◆ **Try it**: Of the lines in the listing below, count those containing "title". Provide the count and nothing else.

*** Block opens ***

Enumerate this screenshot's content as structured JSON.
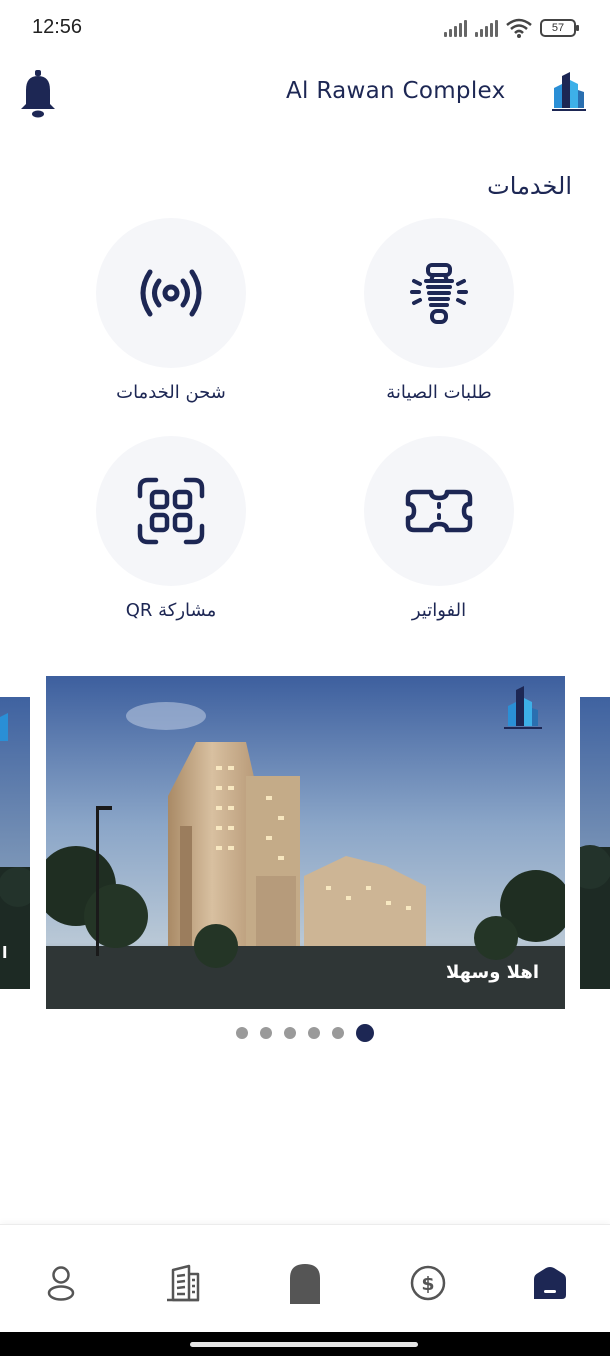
{
  "status_bar": {
    "time": "12:56",
    "battery": "57"
  },
  "header": {
    "title": "Al Rawan Complex",
    "bell_icon": "bell-icon",
    "logo_icon": "alrawan-logo"
  },
  "services": {
    "title": "الخدمات",
    "items": [
      {
        "label": "طلبات الصيانة",
        "icon": "maintenance-bulb-icon"
      },
      {
        "label": "شحن الخدمات",
        "icon": "broadcast-icon"
      },
      {
        "label": "الفواتير",
        "icon": "ticket-icon"
      },
      {
        "label": "مشاركة QR",
        "icon": "qr-grid-icon"
      }
    ]
  },
  "carousel": {
    "caption": "اهلا وسهلا",
    "side_caption": "ا",
    "slide_count": 6,
    "active_index": 5
  },
  "bottom_nav": {
    "items": [
      {
        "icon": "profile-icon"
      },
      {
        "icon": "document-icon"
      },
      {
        "icon": "door-icon"
      },
      {
        "icon": "dollar-icon"
      },
      {
        "icon": "home-icon"
      }
    ],
    "active_index": 4
  },
  "colors": {
    "primary": "#1d2754",
    "tile_background": "#f5f6f9",
    "inactive_icon": "#555555"
  }
}
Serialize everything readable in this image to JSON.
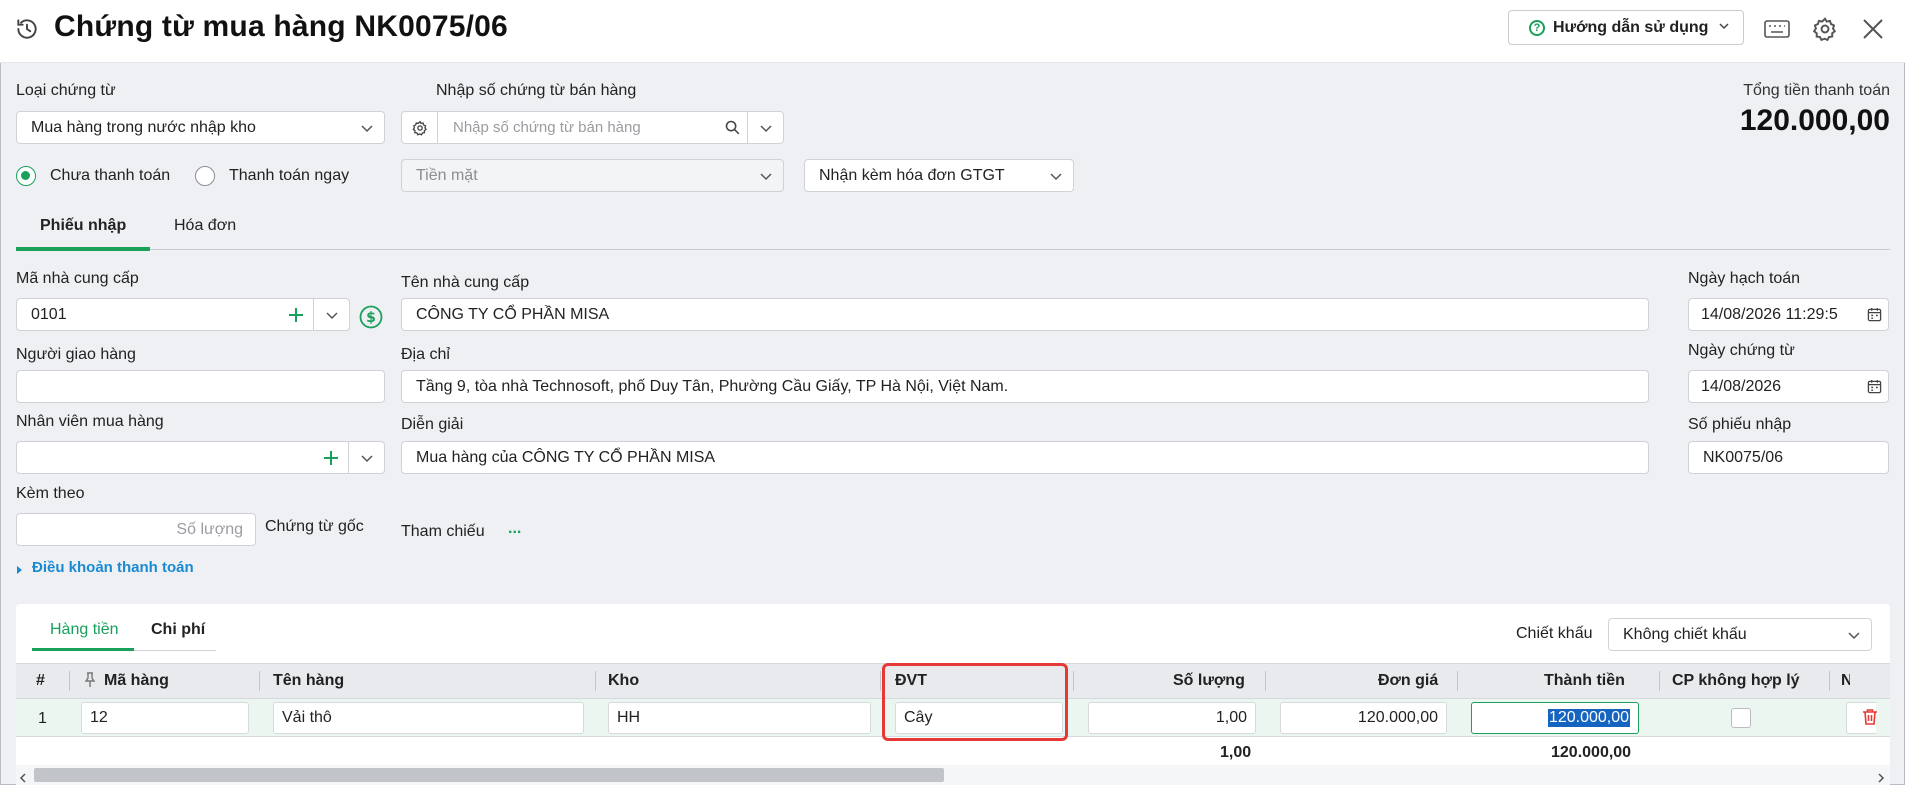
{
  "header": {
    "title": "Chứng từ mua hàng NK0075/06",
    "guide_label": "Hướng dẫn sử dụng"
  },
  "form": {
    "doc_type_label": "Loại chứng từ",
    "doc_type_value": "Mua hàng trong nước nhập kho",
    "sales_doc_label": "Nhập số chứng từ bán hàng",
    "sales_doc_placeholder": "Nhập số chứng từ bán hàng",
    "total_label": "Tổng tiền thanh toán",
    "total_value": "120.000,00",
    "radio_unpaid": "Chưa thanh toán",
    "radio_pay_now": "Thanh toán ngay",
    "payment_method": "Tiền mặt",
    "invoice_option": "Nhận kèm hóa đơn GTGT"
  },
  "tabs": [
    "Phiếu nhập",
    "Hóa đơn"
  ],
  "supplier": {
    "code_label": "Mã nhà cung cấp",
    "code_value": "0101",
    "name_label": "Tên nhà cung cấp",
    "name_value": "CÔNG TY CỔ PHẦN MISA",
    "deliverer_label": "Người giao hàng",
    "address_label": "Địa chỉ",
    "address_value": "Tầng 9, tòa nhà Technosoft, phố Duy Tân, Phường Cầu Giấy, TP Hà Nội, Việt Nam.",
    "buyer_label": "Nhân viên mua hàng",
    "desc_label": "Diễn giải",
    "desc_value": "Mua hàng của CÔNG TY CỔ PHẦN MISA",
    "attach_label": "Kèm theo",
    "qty_placeholder": "Số lượng",
    "origin_doc_label": "Chứng từ gốc",
    "reference_label": "Tham chiếu",
    "reference_more": "...",
    "payment_terms": "Điều khoản thanh toán"
  },
  "dates": {
    "posting_label": "Ngày hạch toán",
    "posting_value": "14/08/2026 11:29:5",
    "doc_date_label": "Ngày chứng từ",
    "doc_date_value": "14/08/2026",
    "receipt_no_label": "Số phiếu nhập",
    "receipt_no_value": "NK0075/06"
  },
  "grid": {
    "subtabs": [
      "Hàng tiền",
      "Chi phí"
    ],
    "discount_label": "Chiết khấu",
    "discount_value": "Không chiết khấu",
    "columns": [
      "#",
      "Mã hàng",
      "Tên hàng",
      "Kho",
      "ĐVT",
      "Số lượng",
      "Đơn giá",
      "Thành tiền",
      "CP không hợp lý",
      "N"
    ],
    "row": {
      "index": "1",
      "code": "12",
      "name": "Vải thô",
      "warehouse": "HH",
      "unit": "Cây",
      "qty": "1,00",
      "price": "120.000,00",
      "amount": "120.000,00"
    },
    "totals": {
      "qty": "1,00",
      "amount": "120.000,00"
    }
  },
  "colors": {
    "accent": "#19a05a",
    "highlight": "#e53935",
    "link": "#1a8ad3"
  }
}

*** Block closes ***

◆ **Answer for this exercise**: 3